━━━ DATASET ENTRIES

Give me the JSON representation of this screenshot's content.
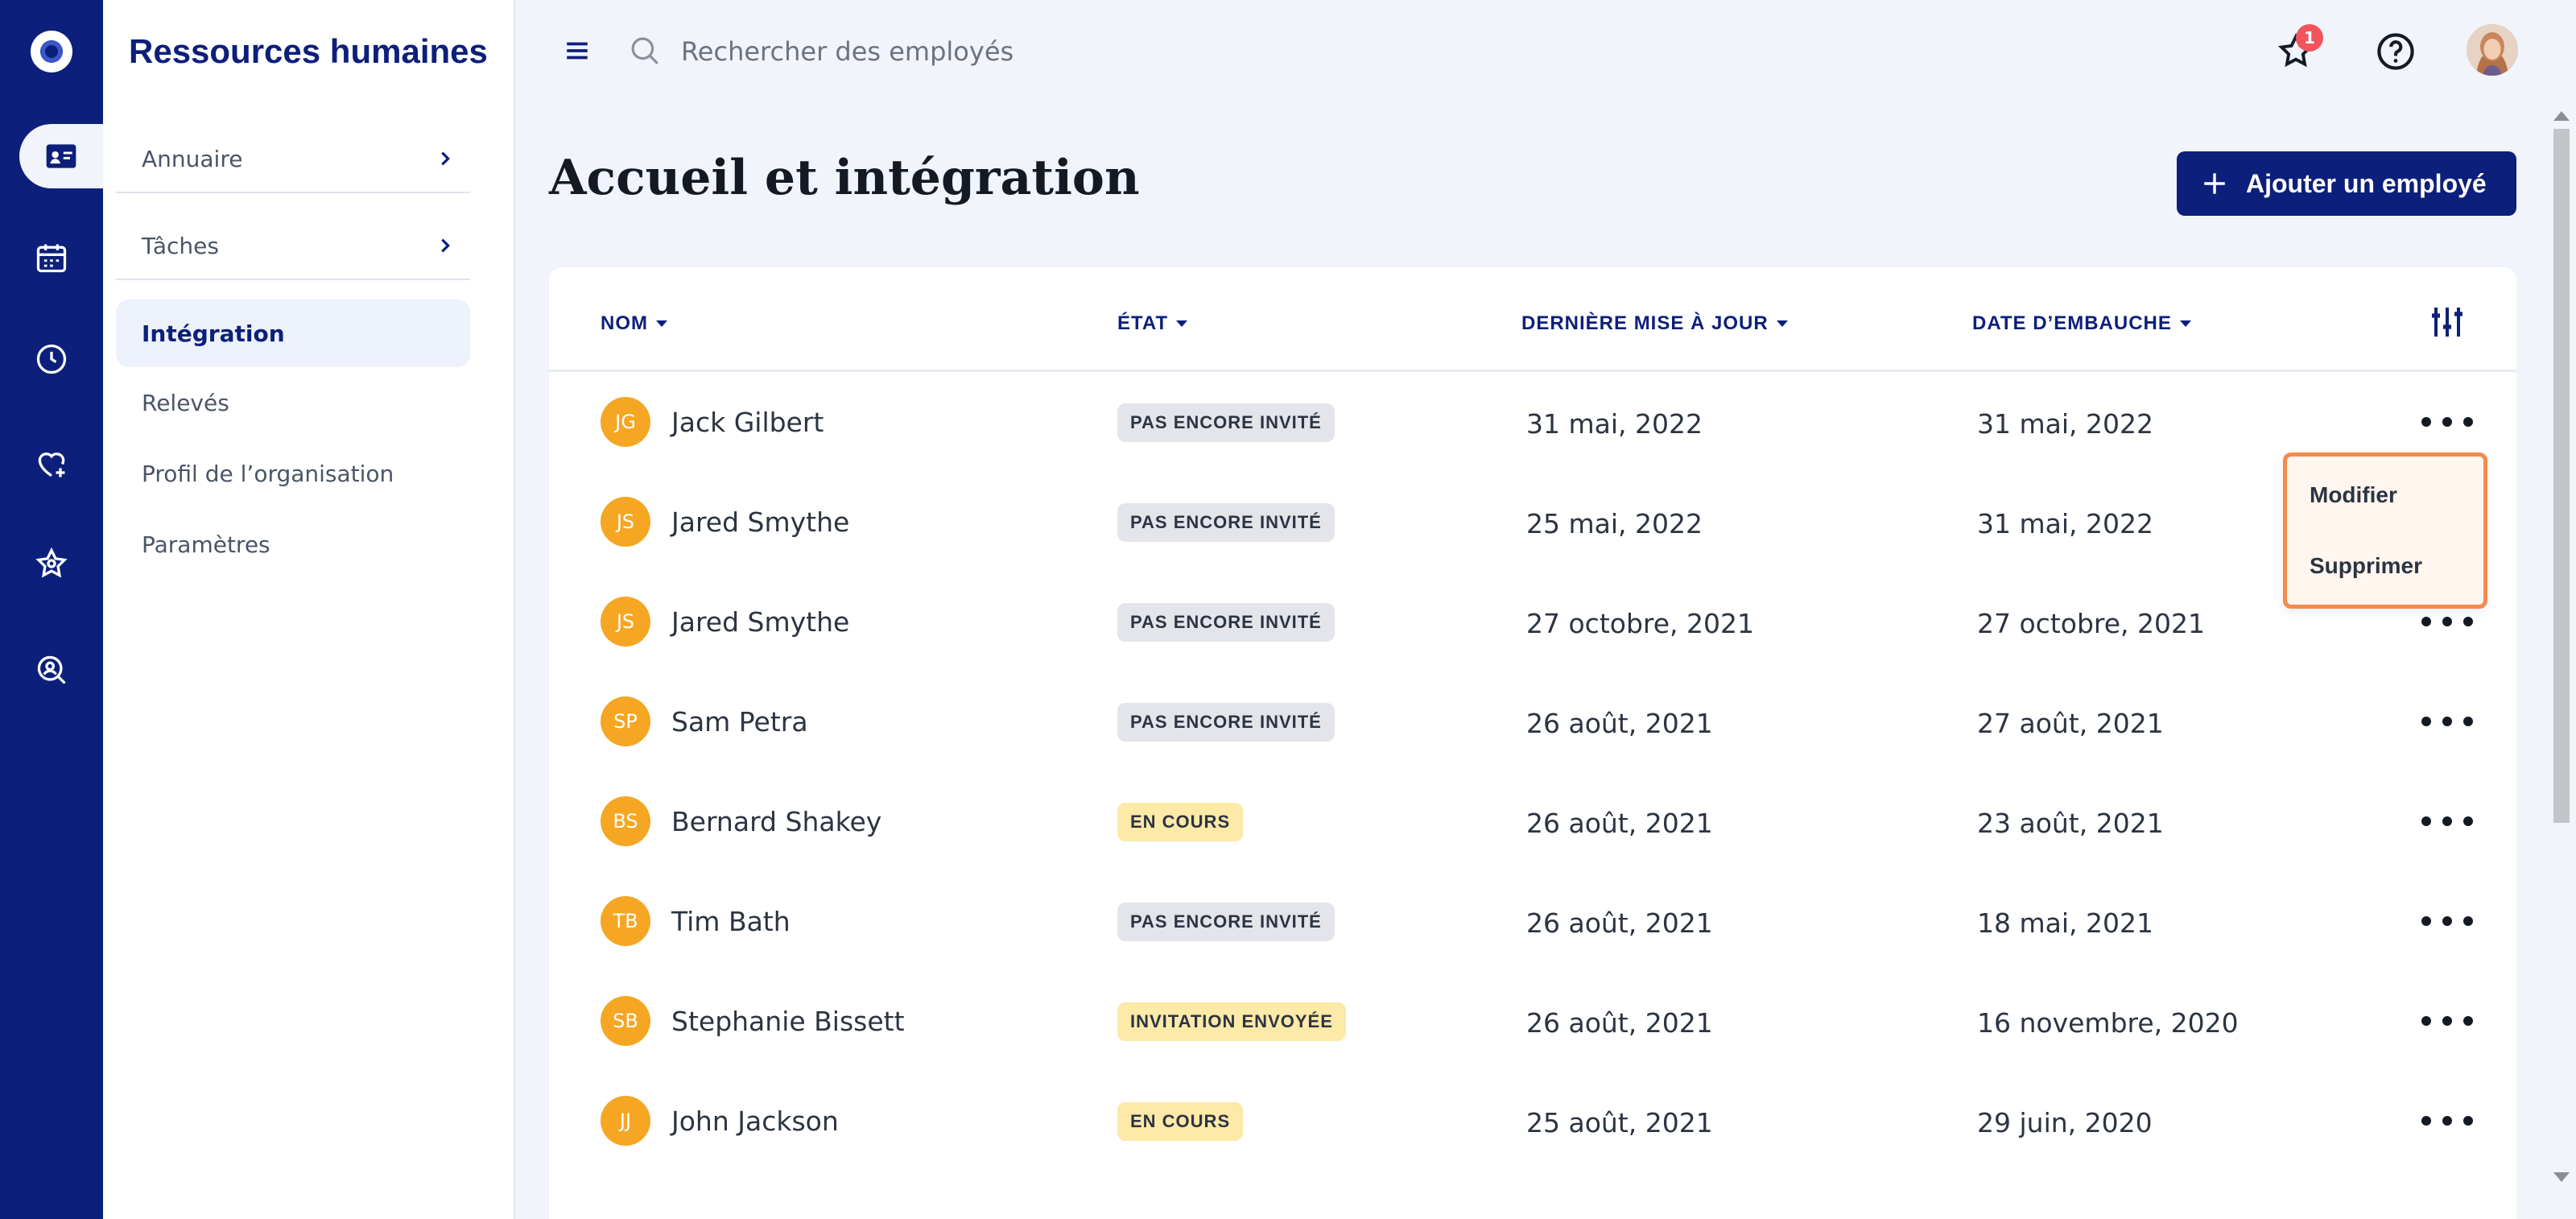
{
  "app": {
    "section_title": "Ressources humaines"
  },
  "rail": {
    "icons": [
      "logo-icon",
      "contact-card-icon",
      "calendar-icon",
      "clock-icon",
      "heart-plus-icon",
      "star-icon",
      "search-person-icon"
    ],
    "active": "contact-card-icon"
  },
  "subnav": {
    "items": [
      {
        "label": "Annuaire",
        "has_chevron": true
      },
      {
        "label": "Tâches",
        "has_chevron": true
      },
      {
        "label": "Intégration",
        "active": true
      },
      {
        "label": "Relevés"
      },
      {
        "label": "Profil de l’organisation"
      },
      {
        "label": "Paramètres"
      }
    ]
  },
  "topbar": {
    "search_placeholder": "Rechercher des employés",
    "notification_count": "1"
  },
  "page": {
    "title": "Accueil et intégration",
    "add_button": "Ajouter un employé"
  },
  "table": {
    "headers": {
      "name": "NOM",
      "status": "ÉTAT",
      "updated": "DERNIÈRE MISE À JOUR",
      "hired": "DATE D’EMBAUCHE"
    },
    "rows": [
      {
        "initials": "JG",
        "name": "Jack Gilbert",
        "status": "PAS ENCORE INVITÉ",
        "status_kind": "grey",
        "updated": "31 mai, 2022",
        "hired": "31 mai, 2022"
      },
      {
        "initials": "JS",
        "name": "Jared Smythe",
        "status": "PAS ENCORE INVITÉ",
        "status_kind": "grey",
        "updated": "25 mai, 2022",
        "hired": "31 mai, 2022"
      },
      {
        "initials": "JS",
        "name": "Jared Smythe",
        "status": "PAS ENCORE INVITÉ",
        "status_kind": "grey",
        "updated": "27 octobre, 2021",
        "hired": "27 octobre, 2021"
      },
      {
        "initials": "SP",
        "name": "Sam Petra",
        "status": "PAS ENCORE INVITÉ",
        "status_kind": "grey",
        "updated": "26 août, 2021",
        "hired": "27 août, 2021"
      },
      {
        "initials": "BS",
        "name": "Bernard Shakey",
        "status": "EN COURS",
        "status_kind": "yellow",
        "updated": "26 août, 2021",
        "hired": "23 août, 2021"
      },
      {
        "initials": "TB",
        "name": "Tim Bath",
        "status": "PAS ENCORE INVITÉ",
        "status_kind": "grey",
        "updated": "26 août, 2021",
        "hired": "18 mai, 2021"
      },
      {
        "initials": "SB",
        "name": "Stephanie Bissett",
        "status": "INVITATION ENVOYÉE",
        "status_kind": "yellow",
        "updated": "26 août, 2021",
        "hired": "16 novembre, 2020"
      },
      {
        "initials": "JJ",
        "name": "John Jackson",
        "status": "EN COURS",
        "status_kind": "yellow",
        "updated": "25 août, 2021",
        "hired": "29 juin, 2020"
      }
    ]
  },
  "row_menu": {
    "items": [
      "Modifier",
      "Supprimer"
    ]
  },
  "colors": {
    "brand": "#0c1f7a",
    "avatar": "#f5a623",
    "menu_border": "#f58a4b",
    "badge_grey": "#e3e5ea",
    "badge_yellow": "#fde9a8"
  }
}
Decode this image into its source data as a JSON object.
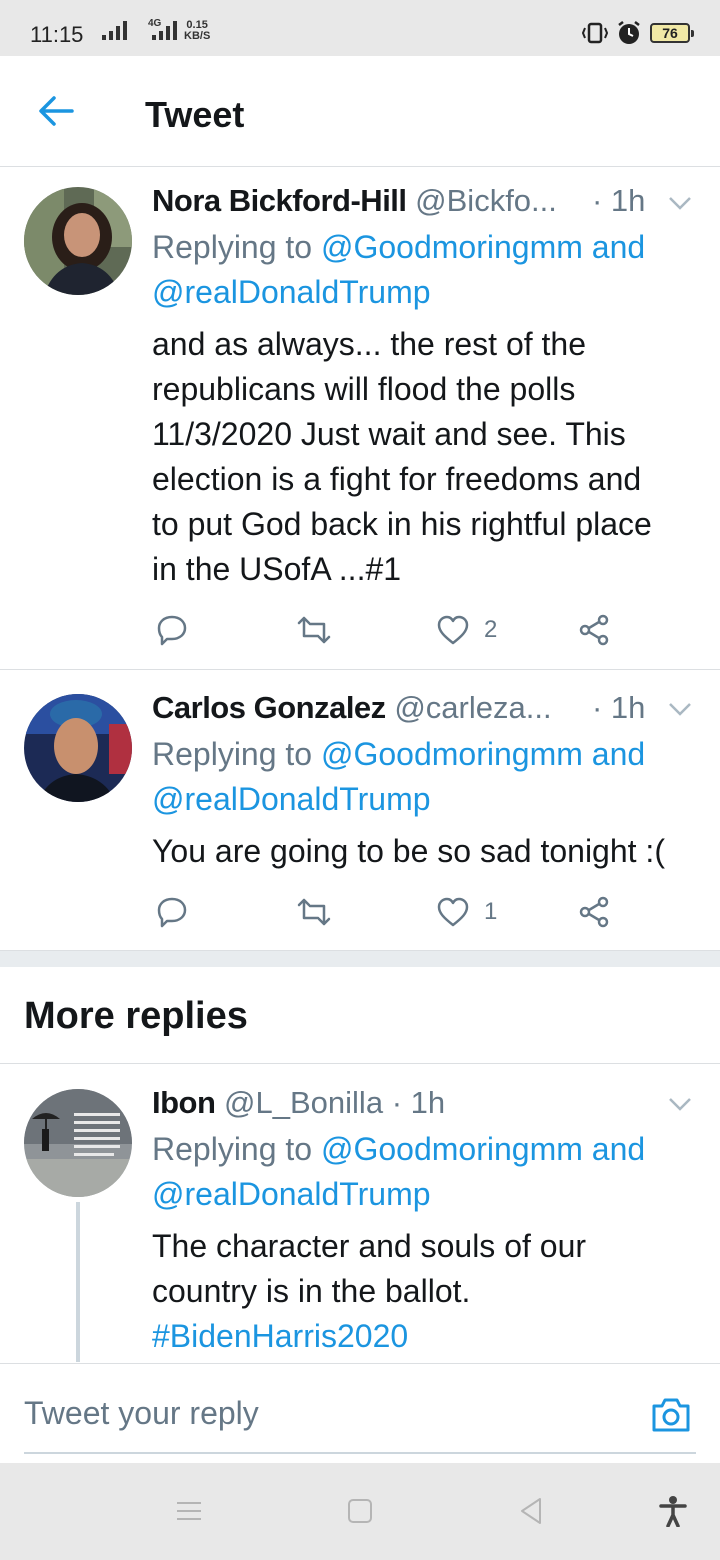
{
  "status_bar": {
    "time": "11:15",
    "network": "4G",
    "speed_value": "0.15",
    "speed_unit": "KB/S",
    "battery": "76"
  },
  "header": {
    "title": "Tweet"
  },
  "tweets": [
    {
      "name": "Nora Bickford-Hill",
      "handle": "@Bickfo...",
      "time": "· 1h",
      "replying_prefix": "Replying to",
      "mention1": "@Goodmoringmm and",
      "mention2": "@realDonaldTrump",
      "body_lines": [
        "and as always... the rest of the",
        "republicans will flood the polls",
        "11/3/2020  Just wait and see. This",
        "election is a fight for freedoms and",
        "to put God back in his rightful place",
        "in the USofA ...#1"
      ],
      "likes": "2"
    },
    {
      "name": "Carlos Gonzalez",
      "handle": "@carleza...",
      "time": "· 1h",
      "replying_prefix": "Replying to",
      "mention1": "@Goodmoringmm and",
      "mention2": "@realDonaldTrump",
      "body_lines": [
        "You are going to be so sad tonight :("
      ],
      "likes": "1"
    },
    {
      "name": "Ibon",
      "handle": "@L_Bonilla",
      "time": "· 1h",
      "replying_prefix": "Replying to",
      "mention1": "@Goodmoringmm and",
      "mention2": "@realDonaldTrump",
      "body_lines": [
        "The character and souls of our",
        "country is in the ballot."
      ],
      "hashtag": "#BidenHarris2020"
    }
  ],
  "more_replies": {
    "title": "More replies"
  },
  "composer": {
    "placeholder": "Tweet your reply"
  },
  "colors": {
    "accent": "#1b95e0",
    "secondary_text": "#657786",
    "divider": "#dcdfe2"
  },
  "icons": [
    "back-arrow-icon",
    "chevron-down-icon",
    "reply-icon",
    "retweet-icon",
    "like-icon",
    "share-icon",
    "camera-icon",
    "menu-icon",
    "home-icon",
    "back-icon",
    "accessibility-icon"
  ]
}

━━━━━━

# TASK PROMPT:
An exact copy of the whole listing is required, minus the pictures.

# PROBLEM SOLUTION:
Give me the JSON representation of this screenshot's content.
{
  "app": {
    "section_title": "Ressources humaines"
  },
  "rail": {
    "icons": [
      "logo-icon",
      "contact-card-icon",
      "calendar-icon",
      "clock-icon",
      "heart-plus-icon",
      "star-icon",
      "search-person-icon"
    ],
    "active": "contact-card-icon"
  },
  "subnav": {
    "items": [
      {
        "label": "Annuaire",
        "has_chevron": true
      },
      {
        "label": "Tâches",
        "has_chevron": true
      },
      {
        "label": "Intégration",
        "active": true
      },
      {
        "label": "Relevés"
      },
      {
        "label": "Profil de l’organisation"
      },
      {
        "label": "Paramètres"
      }
    ]
  },
  "topbar": {
    "search_placeholder": "Rechercher des employés",
    "notification_count": "1"
  },
  "page": {
    "title": "Accueil et intégration",
    "add_button": "Ajouter un employé"
  },
  "table": {
    "headers": {
      "name": "NOM",
      "status": "ÉTAT",
      "updated": "DERNIÈRE MISE À JOUR",
      "hired": "DATE D’EMBAUCHE"
    },
    "rows": [
      {
        "initials": "JG",
        "name": "Jack Gilbert",
        "status": "PAS ENCORE INVITÉ",
        "status_kind": "grey",
        "updated": "31 mai, 2022",
        "hired": "31 mai, 2022"
      },
      {
        "initials": "JS",
        "name": "Jared Smythe",
        "status": "PAS ENCORE INVITÉ",
        "status_kind": "grey",
        "updated": "25 mai, 2022",
        "hired": "31 mai, 2022"
      },
      {
        "initials": "JS",
        "name": "Jared Smythe",
        "status": "PAS ENCORE INVITÉ",
        "status_kind": "grey",
        "updated": "27 octobre, 2021",
        "hired": "27 octobre, 2021"
      },
      {
        "initials": "SP",
        "name": "Sam Petra",
        "status": "PAS ENCORE INVITÉ",
        "status_kind": "grey",
        "updated": "26 août, 2021",
        "hired": "27 août, 2021"
      },
      {
        "initials": "BS",
        "name": "Bernard Shakey",
        "status": "EN COURS",
        "status_kind": "yellow",
        "updated": "26 août, 2021",
        "hired": "23 août, 2021"
      },
      {
        "initials": "TB",
        "name": "Tim Bath",
        "status": "PAS ENCORE INVITÉ",
        "status_kind": "grey",
        "updated": "26 août, 2021",
        "hired": "18 mai, 2021"
      },
      {
        "initials": "SB",
        "name": "Stephanie Bissett",
        "status": "INVITATION ENVOYÉE",
        "status_kind": "yellow",
        "updated": "26 août, 2021",
        "hired": "16 novembre, 2020"
      },
      {
        "initials": "JJ",
        "name": "John Jackson",
        "status": "EN COURS",
        "status_kind": "yellow",
        "updated": "25 août, 2021",
        "hired": "29 juin, 2020"
      }
    ]
  },
  "row_menu": {
    "items": [
      "Modifier",
      "Supprimer"
    ]
  },
  "colors": {
    "brand": "#0c1f7a",
    "avatar": "#f5a623",
    "menu_border": "#f58a4b",
    "badge_grey": "#e3e5ea",
    "badge_yellow": "#fde9a8"
  }
}
Decode this image into its source data as a JSON object.
{
  "status_bar": {
    "time": "11:15",
    "network": "4G",
    "speed_value": "0.15",
    "speed_unit": "KB/S",
    "battery": "76"
  },
  "header": {
    "title": "Tweet"
  },
  "tweets": [
    {
      "name": "Nora Bickford-Hill",
      "handle": "@Bickfo...",
      "time": "· 1h",
      "replying_prefix": "Replying to",
      "mention1": "@Goodmoringmm and",
      "mention2": "@realDonaldTrump",
      "body_lines": [
        "and as always... the rest of the",
        "republicans will flood the polls",
        "11/3/2020  Just wait and see. This",
        "election is a fight for freedoms and",
        "to put God back in his rightful place",
        "in the USofA ...#1"
      ],
      "likes": "2"
    },
    {
      "name": "Carlos Gonzalez",
      "handle": "@carleza...",
      "time": "· 1h",
      "replying_prefix": "Replying to",
      "mention1": "@Goodmoringmm and",
      "mention2": "@realDonaldTrump",
      "body_lines": [
        "You are going to be so sad tonight :("
      ],
      "likes": "1"
    },
    {
      "name": "Ibon",
      "handle": "@L_Bonilla",
      "time": "· 1h",
      "replying_prefix": "Replying to",
      "mention1": "@Goodmoringmm and",
      "mention2": "@realDonaldTrump",
      "body_lines": [
        "The character and souls of our",
        "country is in the ballot."
      ],
      "hashtag": "#BidenHarris2020"
    }
  ],
  "more_replies": {
    "title": "More replies"
  },
  "composer": {
    "placeholder": "Tweet your reply"
  },
  "colors": {
    "accent": "#1b95e0",
    "secondary_text": "#657786",
    "divider": "#dcdfe2"
  },
  "icons": [
    "back-arrow-icon",
    "chevron-down-icon",
    "reply-icon",
    "retweet-icon",
    "like-icon",
    "share-icon",
    "camera-icon",
    "menu-icon",
    "home-icon",
    "back-icon",
    "accessibility-icon"
  ]
}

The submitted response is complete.